Structural geologist Margi Rusmore was recently named the inaugural Gibby Professor of Science at Occidental. She blends a passion for teaching and research with a love for the outdoors and an abiding curiosity about how our planet works.
Growing up in Northern California, Rusmore fell in love with nature early on. She was only four years old when she began backpacking with her family. At 11, she learned rock climbing and mountaineering through the Sierra Club, going on to lead several club trips as a teenager.
“My parents were big conservationists, always aware of the open space and the wilderness around us,” she says. “That’s where I got my love for nature and the natural sciences—they fostered my curiosity and intellectual growth.”
At 17, Rusmore climbed North America’s highest peak, Alaska’s Mount Denali, becoming the youngest woman to do so at the time. A few years later, she took a break from college to train for climbing in the Himalayas. In 1978, she and nine others were the first group of American women to climb Annapurna 1, the tenth highest mountain in the world.
She has remained very active. “I like cross country skiing, hiking, backpacking and trail running, and I cycled intensely for years and years. I must be one of the only people on the planet that had to cut back on cycling and take up running because of joint problems.”
Rusmore, who has taught at Oxy since 1985, was selected for the Gibby Chairship on the basis of her active research profile and close involvement with student researchers.
“I was really surprised and gratified—it’s quite an honor,” she says. “Endowed professorships are a way for donors to recognize the work that faculty do here, and the role we have in students’ lives and education.”
A field-oriented structural geologist and tectonics expert, Rusmore studies how continents form, with a particular focus on the Coast Mountains of British Columbia.
“The middle of continents have been pretty structurally inert for hundreds of millions of years. she says. “I’m interested in how something that stable becomes so complicated at the edges and what that tells us about how the Earth evolved. Geology uses the lens of time to help us understand current processes that happen deep in the Earth where we can’t see them, looking at older rocks that have solidified and been affected by these processes.”
Rusmore is currently chair of the geology department—her fifth time in the role—and played a central part in developing Oxy’s environmental science program and the California Environment Semester. She has worked with numerous students through Oxy’s directed science research program, with project sites both local and international.
“This year I've been working with a group of students to help them understand the structural and faulting history of rocks in the San Gabriel Mountains. They're finding out a lot about how you structure a research project and what it takes to frame a question that can be answered.”
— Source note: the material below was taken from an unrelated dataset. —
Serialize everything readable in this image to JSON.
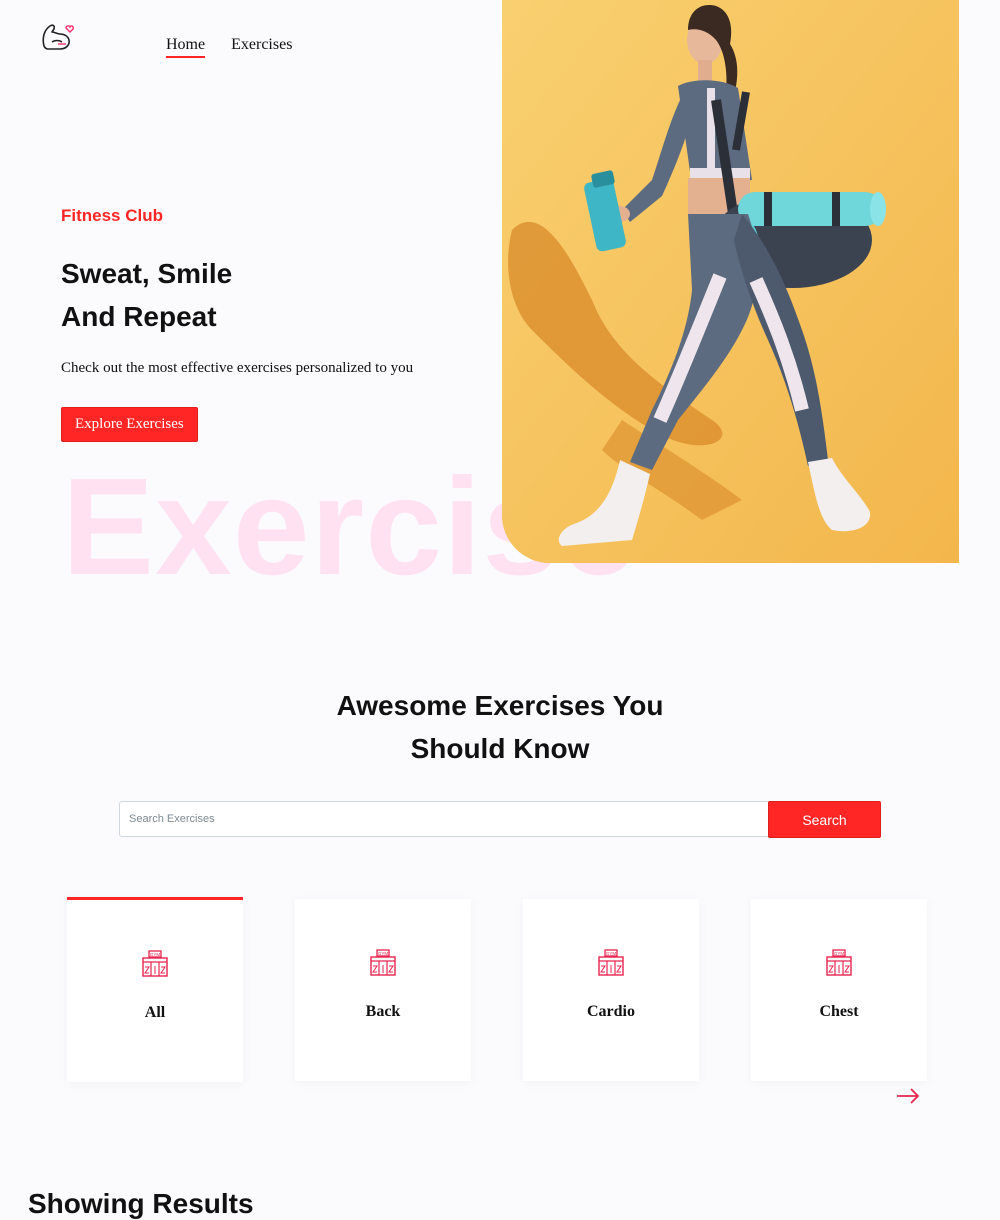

Rusmore’s approach is similar to that of a graduate adviser, she says. While she typically frames projects for the students, she wants the students to “own” the research. Together they discuss what they’re going to do, how they’ll do it, and what tools they’ll use. She’s there as a resource, but wants students to lead their research, finding their own direction and pacing.
Rusmore often takes students out in the field locally for research projects, classes and “methods trips,” where they investigate new tools such as digital mapping techniques that can help them with their work. Other students pursue research further afield, looking at volcanoes in Hawai’i or joining a field camp in Nepal.
Rusmore loves to teach, and always has—everything but grading, she quips. She particularly loves to teach writing, since writing helps students clarify how they think.
“Fostering critical thinking is probably my biggest goal as a professor. I don’t care what people go on to do, because whatever it is they’re going to need those skills—now more than ever. The days of the scientist just puttering away are over. So it’s great watching our students develop those communication skills and learn to really think through things.”
As a researcher and a professor, being at Oxy has afforded Rusmore freedom to pursue her interests as well.
“I've done everything from land surface development to deep crustal structures because I don't have to keep to one niche in order to get my students trained up in that. I can be a bit more of an all-arounder, and I've liked that freedom. I've been able to think about lots of different things and collaborate with different sorts of scientists.”